Cramp is a very strong muscle contraction that doesn’t let up. It can be quite painful, and it can stop you being able to use the muscle in the way its supposed to be used. For example if you get a cramp in your calf, it will often cause your foot to point, which means running normally is impossible. Even if the cramp does release quite quickly, it often leaves you with a lingering pain, either because not all fibres have returned to their lengthened position, or the cramping has caused some tearing of muscle fibres. Think if your calf cramps mid-stride and you put your foot down as you continue your running stride, forcing the calf to stretch, some of those tightened muscle fibres are going to rip.
There doesn’t seem to be any particularly positive reason for getting cramp. Often it happens in high stress situations, like running a race, so it doesn’t tally with being a useful part of the fight or flight response. Instead it seems to be a deficiency. The truth is, there is no definitive one cause of cramp but it seems to be a reaction to the muscle not getting all it needs to operate. So, a deficiency in water, a deficiency in electrolytes, and muscle fatigue – which can be a result of a deficiency in appropriate training or tapering prior to the race.

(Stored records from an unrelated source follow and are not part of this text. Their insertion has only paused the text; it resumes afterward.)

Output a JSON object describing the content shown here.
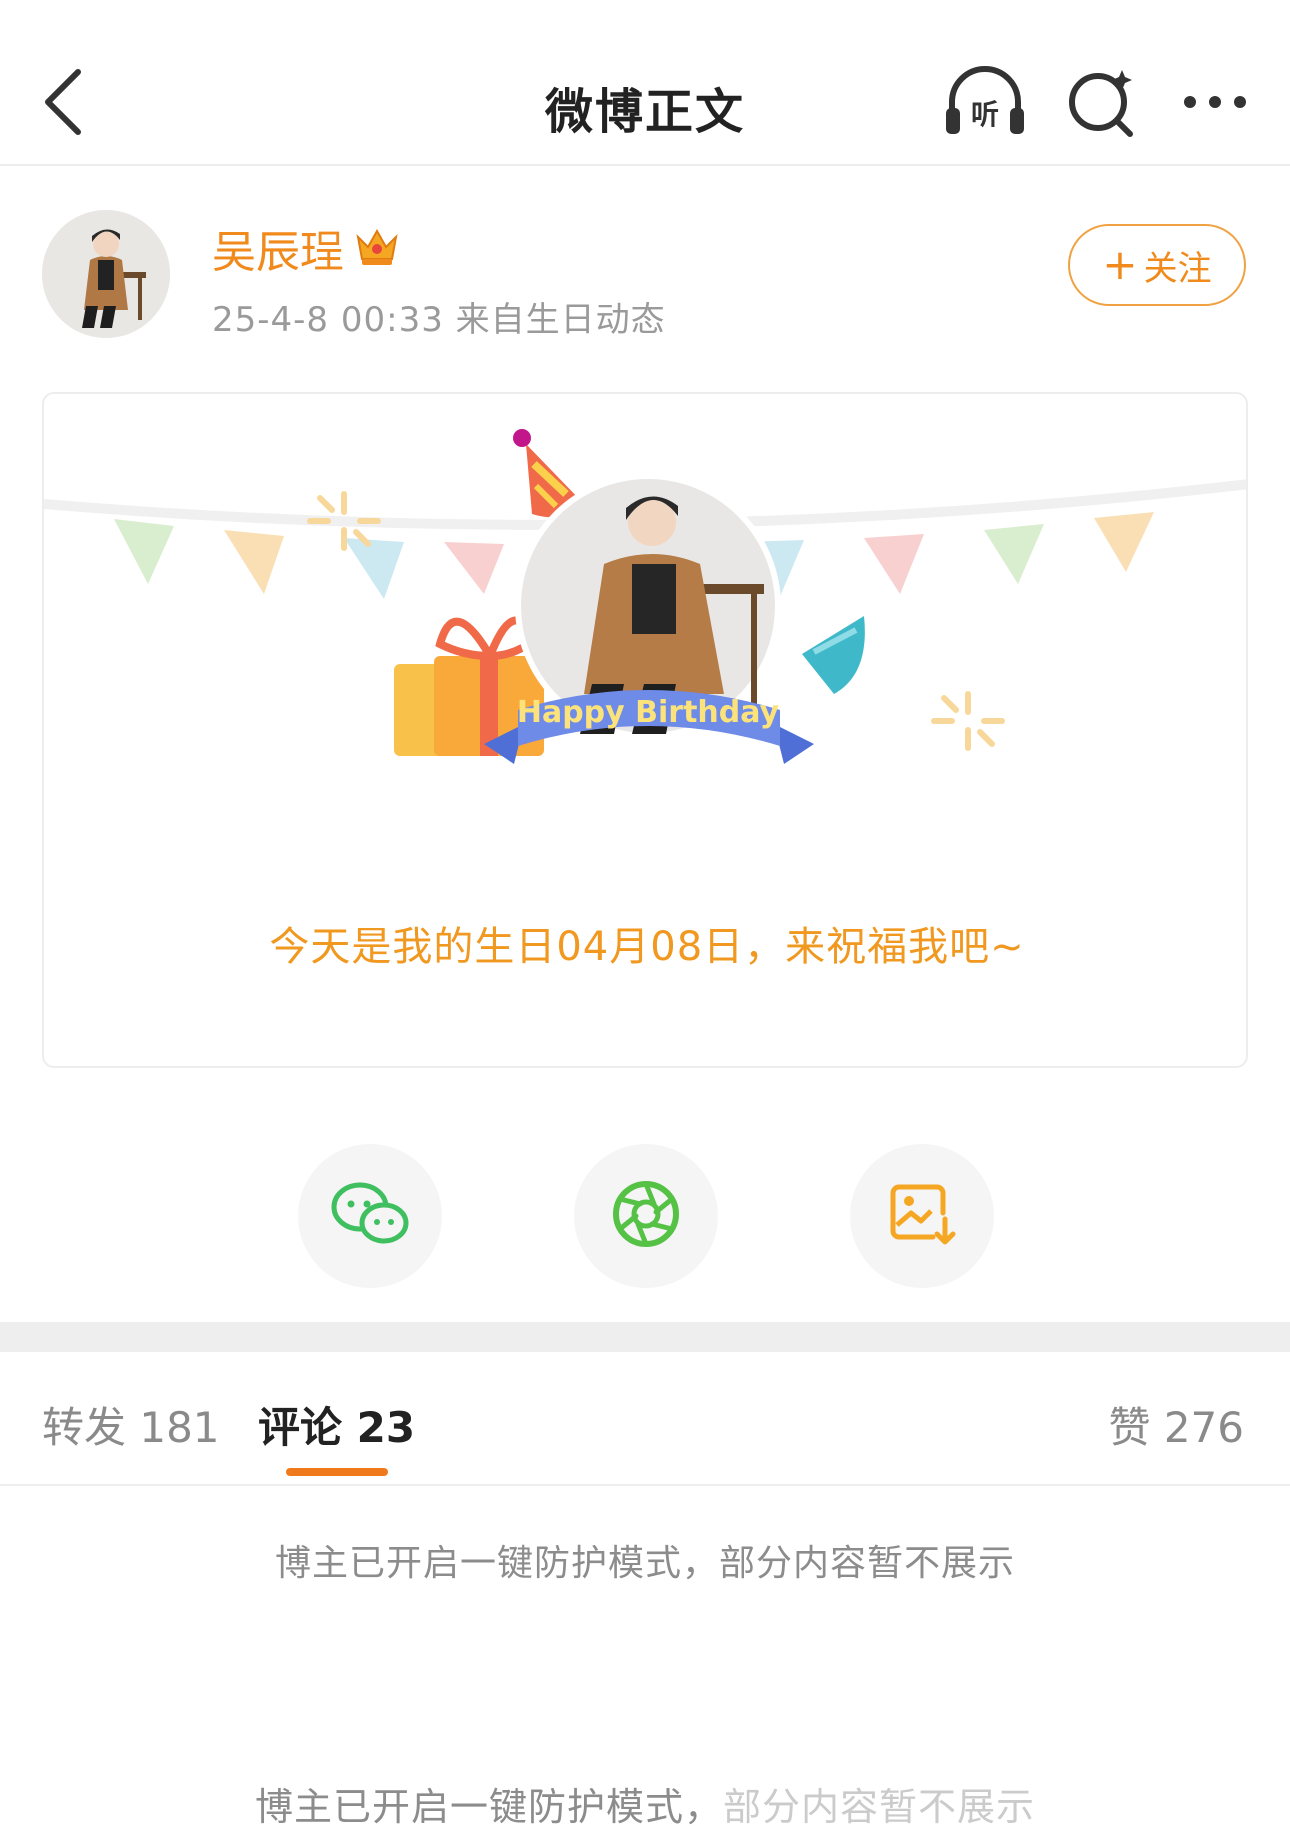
{
  "header": {
    "title": "微博正文",
    "icons": {
      "back": "back-chevron-icon",
      "listen": "listen-headphones-icon",
      "listen_label": "听",
      "search": "search-icon",
      "more": "more-dots-icon"
    }
  },
  "author": {
    "name": "吴辰珵",
    "badge": "crown-badge-icon",
    "meta": "25-4-8 00:33  来自生日动态",
    "follow_label": "关注",
    "follow_plus": "+"
  },
  "card": {
    "ribbon_text": "Happy Birthday",
    "message": "今天是我的生日04月08日，来祝福我吧~"
  },
  "share": {
    "icons": [
      "wechat-icon",
      "moments-icon",
      "save-image-icon"
    ]
  },
  "tabs": {
    "repost": "转发 181",
    "comments": "评论 23",
    "likes": "赞 276"
  },
  "notices": {
    "first": "博主已开启一键防护模式，部分内容暂不展示",
    "second": "博主已开启一键防护模式，部分内容暂不展示"
  },
  "colors": {
    "accent": "#f08a1d",
    "tab_underline": "#f07a1b",
    "card_text": "#f0981f",
    "wechat_green": "#3fbf5f",
    "moments_green": "#55c246",
    "save_orange": "#f5a623"
  }
}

Simply, fix the deficiencies. If its due to undertraining, fix that – when you’re doing a race, respect the distance and make sure you’re adequately trained, and appropriately tapered to handle the race. Your first marathon when your longest run was 12 miles 2 months ago isn’t going to end well, for example.
Hydrate – and I don’t mean just water. This is where hydration using those specialised hydration tablets to restore your electrolytes comes in. You don’t just sweat out water, but you sweat out salts too. By drinking this electrolyte drink during your race, you are actually preventing dehydration much better, as the body is better able to absorb water with added electrolytes when you’re in a race situation with the added stress to your body that brings.
As well as doing adequate run training, another element of training that can really help with cramps prevention is resistance training aka strength training/ weights. By challenging your body to move muscles through full range of motion with weights repeatedly until they are screaming for you to stop, you are getting all your muscles much more capable of coping with fatigue. When you do stop, and then start again, you are working slightly tired muscles, but by doing this, you are also teaching them to get a whole lot quicker at recovery.
So, in summary, the specific cause of cramp is unknown, but it is thought, and experience tells us that it is due to a combination of dehydration, depleted electrolytes and under training. It can be avoided by reversing these things. To learn more about how you can use nutrition to prevent cramps, check out my marathon nutrition guide here.
Subscribe to get the latest video straight to your inbox
Angela Isherwood is the founder of I Run Success
She is a REPs Level 3 Personal Trainer, a Run England Running coach, and a multiple marathon runner. She is a London Marathon Good for Age runner, a Boston Marathon Qualifier, a parkrun Run Director and Trainer for Goodgym Colchester.